So I think there's never a more vital time when young people realize that they're lives, their very survival, is made possible because of nature. It's nature that gives us our clean air, our clean water, our clean food that comes from the soil and without nature we can't exist, and yet our children today are spending the least amount of time outside of any generation in human history. So we've got a real challenge.
Photo by The David Suzuki Foundation
Q: How can educators and schools help students acquire environmental awareness, knowledge and appreciation?
A: I think there's a great effort now into modifying and changing curricula so that the environment is not just a special subject but includes core ideas in mathematics, history, or any of the areas that have a fundamental view through our biological nature. Our need for nature has got to be spread throughout every subject. So it's just a part of what we are as human beings – we understand that we need nature for our very survival and our health. There are programs starting with their curricular changes. I was just out in the Ontario Institute for Studies in Education and they're working on a new kind of inquiry-based education in which the students ask about the world around them and they learn a lot of these fundamental things. So I think the schools have done a huge job in spreading much greater environmental awareness to their students.
Q: How can parents help students acquire environmental awareness, knowledge and appreciation?
A: Well, parents are the big challenge. I think parents by the time they've gotten their education, got a job, got married, got a house, have children, then when they're confronted with environmentalists who say you've got to change your way, they don't like that. It's very difficult once you've kind of established yourself in a comfortable position to say, 'Oh, I'm going to have to give up my car or whatever.' So for parents, we have to think beyond just material stuff and money and start thinking what was the world like when I was a child. And at the rate we're going now, what do we think it will be like when my children are grown up and have their own families. And when you think about it that way, you realize, 'Oh my god, when I was a kid I used to go fishing in that creek, there aren't any fish left there.' They've got to think much more about their children's future in ecological terms, in terms of the environment.
Q: What is your most important message for youth?

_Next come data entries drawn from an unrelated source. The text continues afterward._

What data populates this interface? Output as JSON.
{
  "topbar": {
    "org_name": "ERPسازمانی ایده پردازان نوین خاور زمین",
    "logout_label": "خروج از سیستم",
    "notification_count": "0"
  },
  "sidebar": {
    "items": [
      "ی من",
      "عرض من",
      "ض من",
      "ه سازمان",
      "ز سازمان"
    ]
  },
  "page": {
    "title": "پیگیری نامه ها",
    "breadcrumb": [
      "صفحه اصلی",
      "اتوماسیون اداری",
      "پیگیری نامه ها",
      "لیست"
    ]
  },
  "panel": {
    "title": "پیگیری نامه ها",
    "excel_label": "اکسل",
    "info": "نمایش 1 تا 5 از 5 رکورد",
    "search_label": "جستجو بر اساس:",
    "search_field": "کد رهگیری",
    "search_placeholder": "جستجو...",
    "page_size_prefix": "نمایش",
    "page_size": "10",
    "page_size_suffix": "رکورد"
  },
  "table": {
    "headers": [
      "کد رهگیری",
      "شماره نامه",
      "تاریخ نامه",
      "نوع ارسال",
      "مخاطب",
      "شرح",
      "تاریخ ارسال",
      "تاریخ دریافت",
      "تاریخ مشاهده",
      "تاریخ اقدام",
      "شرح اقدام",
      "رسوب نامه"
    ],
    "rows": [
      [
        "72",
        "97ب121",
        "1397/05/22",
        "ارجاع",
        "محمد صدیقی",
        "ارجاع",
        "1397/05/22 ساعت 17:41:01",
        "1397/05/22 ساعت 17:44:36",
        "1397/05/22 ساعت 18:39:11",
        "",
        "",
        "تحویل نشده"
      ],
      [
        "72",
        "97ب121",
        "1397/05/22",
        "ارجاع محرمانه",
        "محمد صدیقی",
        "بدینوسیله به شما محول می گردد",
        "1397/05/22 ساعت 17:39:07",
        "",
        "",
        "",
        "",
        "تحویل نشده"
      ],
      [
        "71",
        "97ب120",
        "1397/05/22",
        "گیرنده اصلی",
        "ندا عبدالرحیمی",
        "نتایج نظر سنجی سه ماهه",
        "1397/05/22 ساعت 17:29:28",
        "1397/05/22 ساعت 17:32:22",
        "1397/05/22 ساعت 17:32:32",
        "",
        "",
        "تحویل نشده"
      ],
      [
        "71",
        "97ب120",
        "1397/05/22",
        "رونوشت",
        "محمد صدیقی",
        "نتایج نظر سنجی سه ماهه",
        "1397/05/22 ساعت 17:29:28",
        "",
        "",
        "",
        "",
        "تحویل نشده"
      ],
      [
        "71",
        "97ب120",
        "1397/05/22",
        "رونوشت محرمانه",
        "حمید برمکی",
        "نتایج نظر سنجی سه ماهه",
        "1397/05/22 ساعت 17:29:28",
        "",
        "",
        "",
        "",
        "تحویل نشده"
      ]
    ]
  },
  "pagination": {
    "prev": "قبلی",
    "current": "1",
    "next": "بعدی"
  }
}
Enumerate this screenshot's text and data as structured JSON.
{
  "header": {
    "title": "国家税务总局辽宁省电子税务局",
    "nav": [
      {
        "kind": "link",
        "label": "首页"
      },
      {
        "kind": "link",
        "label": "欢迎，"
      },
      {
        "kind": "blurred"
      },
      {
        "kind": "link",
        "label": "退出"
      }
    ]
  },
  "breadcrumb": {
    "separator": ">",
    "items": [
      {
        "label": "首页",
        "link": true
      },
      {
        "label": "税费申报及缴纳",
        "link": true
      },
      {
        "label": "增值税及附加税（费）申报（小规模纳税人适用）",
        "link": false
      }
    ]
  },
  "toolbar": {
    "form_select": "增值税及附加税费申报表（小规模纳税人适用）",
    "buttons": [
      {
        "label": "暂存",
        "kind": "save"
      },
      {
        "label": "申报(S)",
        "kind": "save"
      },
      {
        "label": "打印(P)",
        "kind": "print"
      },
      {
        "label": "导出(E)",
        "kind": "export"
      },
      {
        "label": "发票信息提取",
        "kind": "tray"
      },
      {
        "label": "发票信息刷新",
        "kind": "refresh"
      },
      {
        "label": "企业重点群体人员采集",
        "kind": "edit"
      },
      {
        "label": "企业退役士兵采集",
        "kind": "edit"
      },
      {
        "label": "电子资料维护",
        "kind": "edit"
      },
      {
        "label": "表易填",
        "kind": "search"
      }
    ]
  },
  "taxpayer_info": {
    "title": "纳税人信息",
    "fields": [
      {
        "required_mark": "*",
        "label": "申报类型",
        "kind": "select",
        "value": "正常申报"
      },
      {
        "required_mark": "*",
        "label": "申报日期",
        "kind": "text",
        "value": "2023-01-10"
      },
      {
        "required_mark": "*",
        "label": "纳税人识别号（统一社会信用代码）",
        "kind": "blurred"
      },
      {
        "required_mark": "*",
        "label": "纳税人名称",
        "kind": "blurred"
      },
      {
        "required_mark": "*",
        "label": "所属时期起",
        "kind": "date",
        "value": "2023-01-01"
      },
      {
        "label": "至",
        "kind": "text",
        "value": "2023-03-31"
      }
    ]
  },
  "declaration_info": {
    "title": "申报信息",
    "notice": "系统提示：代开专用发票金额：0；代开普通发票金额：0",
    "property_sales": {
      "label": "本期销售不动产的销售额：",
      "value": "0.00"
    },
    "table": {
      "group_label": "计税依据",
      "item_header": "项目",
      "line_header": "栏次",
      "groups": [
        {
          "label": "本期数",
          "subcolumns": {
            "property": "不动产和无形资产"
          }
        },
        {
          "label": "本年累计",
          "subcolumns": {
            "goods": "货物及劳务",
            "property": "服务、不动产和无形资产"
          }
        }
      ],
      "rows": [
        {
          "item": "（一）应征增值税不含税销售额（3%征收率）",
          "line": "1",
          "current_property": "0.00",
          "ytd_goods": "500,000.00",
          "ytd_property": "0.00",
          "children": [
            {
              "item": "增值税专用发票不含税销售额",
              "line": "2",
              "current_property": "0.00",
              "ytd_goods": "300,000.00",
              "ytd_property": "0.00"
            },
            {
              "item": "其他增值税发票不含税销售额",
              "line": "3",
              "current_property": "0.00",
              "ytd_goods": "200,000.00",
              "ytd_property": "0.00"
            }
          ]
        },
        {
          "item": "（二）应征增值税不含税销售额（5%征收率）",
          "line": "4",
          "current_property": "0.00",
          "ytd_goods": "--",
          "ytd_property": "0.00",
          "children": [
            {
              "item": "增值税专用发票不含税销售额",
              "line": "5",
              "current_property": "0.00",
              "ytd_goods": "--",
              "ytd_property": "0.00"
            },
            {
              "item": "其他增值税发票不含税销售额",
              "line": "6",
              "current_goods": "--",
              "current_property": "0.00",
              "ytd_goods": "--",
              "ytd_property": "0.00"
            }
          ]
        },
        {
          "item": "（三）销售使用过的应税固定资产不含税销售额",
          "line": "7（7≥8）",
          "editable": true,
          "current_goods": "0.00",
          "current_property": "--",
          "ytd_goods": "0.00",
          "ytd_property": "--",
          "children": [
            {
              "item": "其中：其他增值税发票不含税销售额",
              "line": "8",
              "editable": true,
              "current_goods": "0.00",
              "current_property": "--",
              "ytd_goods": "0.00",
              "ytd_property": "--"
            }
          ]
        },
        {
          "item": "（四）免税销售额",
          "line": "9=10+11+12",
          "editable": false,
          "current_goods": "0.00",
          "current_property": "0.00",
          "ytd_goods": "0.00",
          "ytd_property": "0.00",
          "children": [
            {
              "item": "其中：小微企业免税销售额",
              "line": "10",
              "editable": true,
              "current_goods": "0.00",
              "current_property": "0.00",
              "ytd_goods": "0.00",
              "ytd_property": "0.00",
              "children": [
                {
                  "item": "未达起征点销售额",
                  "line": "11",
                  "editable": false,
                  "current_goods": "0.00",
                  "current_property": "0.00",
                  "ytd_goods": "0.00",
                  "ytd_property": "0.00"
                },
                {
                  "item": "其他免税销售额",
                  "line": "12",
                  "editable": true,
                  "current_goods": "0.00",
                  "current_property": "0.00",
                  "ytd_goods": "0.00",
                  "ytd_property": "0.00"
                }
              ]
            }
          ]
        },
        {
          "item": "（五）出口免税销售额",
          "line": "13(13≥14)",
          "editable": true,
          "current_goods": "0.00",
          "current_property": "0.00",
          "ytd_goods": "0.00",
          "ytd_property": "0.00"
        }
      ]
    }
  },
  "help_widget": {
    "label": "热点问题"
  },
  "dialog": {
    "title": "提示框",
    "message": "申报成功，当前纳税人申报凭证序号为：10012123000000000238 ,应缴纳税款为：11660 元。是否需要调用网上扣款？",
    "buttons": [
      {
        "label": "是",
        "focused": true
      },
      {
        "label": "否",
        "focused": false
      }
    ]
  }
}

A: What's happening now is all about their future. Whether the government does or does not do what I think they should do is going to have very little impact on my life. I'm at the end of my life. But whatever the government does or does not do, or business does or does not do, will have repercussions through the entire lives of our young people. So they have the most at stake. And they can't just wait for adults to change or do something. They've got to get involved, and because they're young people, I believe that you can't deny or deflect what they're saying. They speak from the heart, and if we love our children, we've got to listen to them and we've got to start changing into a way that will give them some kind of future. Right now, it's looking very, very grim for our children.
Q: Do you have any plans to help schools teach students these environmental skills and knowledge?
A: This is the beginning, what we saw today with the TelePresence (webinar) is what I hope is going to let me into the schools. Up until now I've resisted going into schools because there's so many of them, and if I go into one then how can I turn another one down? I get dozens and dozens of requests every month for speaking but now with TelePresence and the ability to hooking up many schools, this is a whole new world for me and I'm certain the foundation is going to be very heavily involved in this.